Yoshishige (whose rank was Hitachi no suke) was the eldest son of Satake Yoshiaki (1531-1565) and held Ota castle in Hitachi province. His father, whose health was failing, handed over leadership to Yoshishige in 1562 and died three years later. An aggressive lord, Yoshishige consolidated the Satake's hold over Hitachi and fought with such local houses as the Ashina, Oda, Naya, et cetera... While he would take Shirakawa castle from the Yuki, Yoshishige's primary concern was to be the Hojo family. Allied with the Satomi and Utsunomiya, Yoshishige resisted Hojo expansion into the eastern Kanto for many years. In the mid-1580's, Yoshishige also became involved in actions against Mutsu's rising star, Date Masamune. He allied with the Ashina and Soma (both former Satake rivals) and contributed his strength to their war with the Date, with Satake troops fighting at the Battle of Hitadori Bridge (1585). Yoshishige handed official control of the Satake to his son Yoshinobu in 1589 but remained effectively in command afterwards. The Satake submitted to Toyotomi Hideyoshi in 1590 and sent their forces to assist in the Odawara Campaign. When sides were being drawn up in 1600 between Tokugawa Ieyasu (the Satake's powerful neighbor in the Kanto since 1590) and Ishida Mitsunari, Yoshinobu waffled. He at first decided to join Ishida's cause and sent messages to Uesugi Kagekatsu, then, at the last moment, hesitated and made is if to join Tokugawa. In the aftermath of the Battle of Sekigahara, Yoshishige was able to intercede on behalf of Yoshinobu when the latter was set to be punished by Tokugawa Ieyasu for his indecisive behavior. The Satake were only made to transfer to Akita in 1602 - albiet at the cost of over half their income (from 545,000 koku to roughly 200,000 koku). Yoshishige afterwards lived in Rokugo castle.
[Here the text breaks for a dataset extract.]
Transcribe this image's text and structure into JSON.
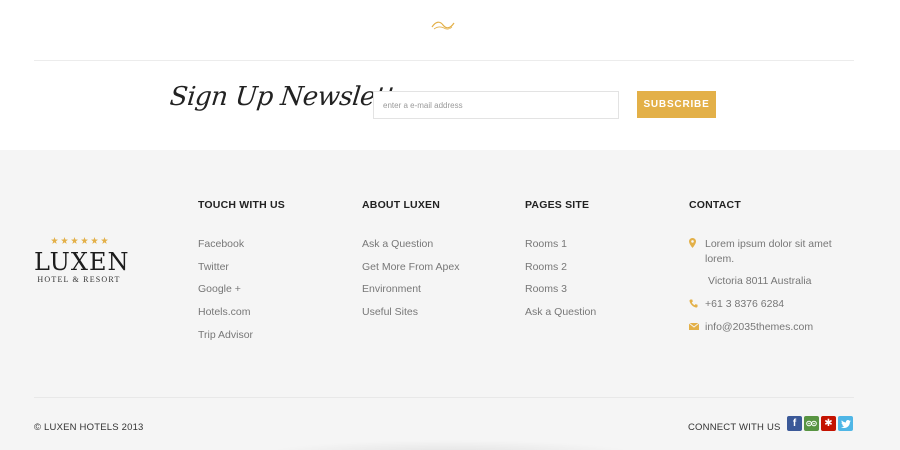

Yoshishige was known as a tough campaigner and carried the nickname Oni Yoshishige (Devil Yoshishige). There remain many anecdotes on the life of Yoshishige. For example, it is said he did not use a futon to sleep on, instead preparing only a thin mat. Possibly he began this custom because he was always devoting himself to war, and thus spent many nights in the field with his army. After he moved to Rokugo, his son Yoshinobu, concerned for his comfort in the cold climate, sent a futon for him to use. Out of respect for his son, Yoshishige attempted to sleep on the futon but found himself unable to get comfortable. He therefore went back to his old campaigning mat and, we may assume, slept restfully.
- Initial text from Samurai-Archives.com FWSeal & CEWest, 2005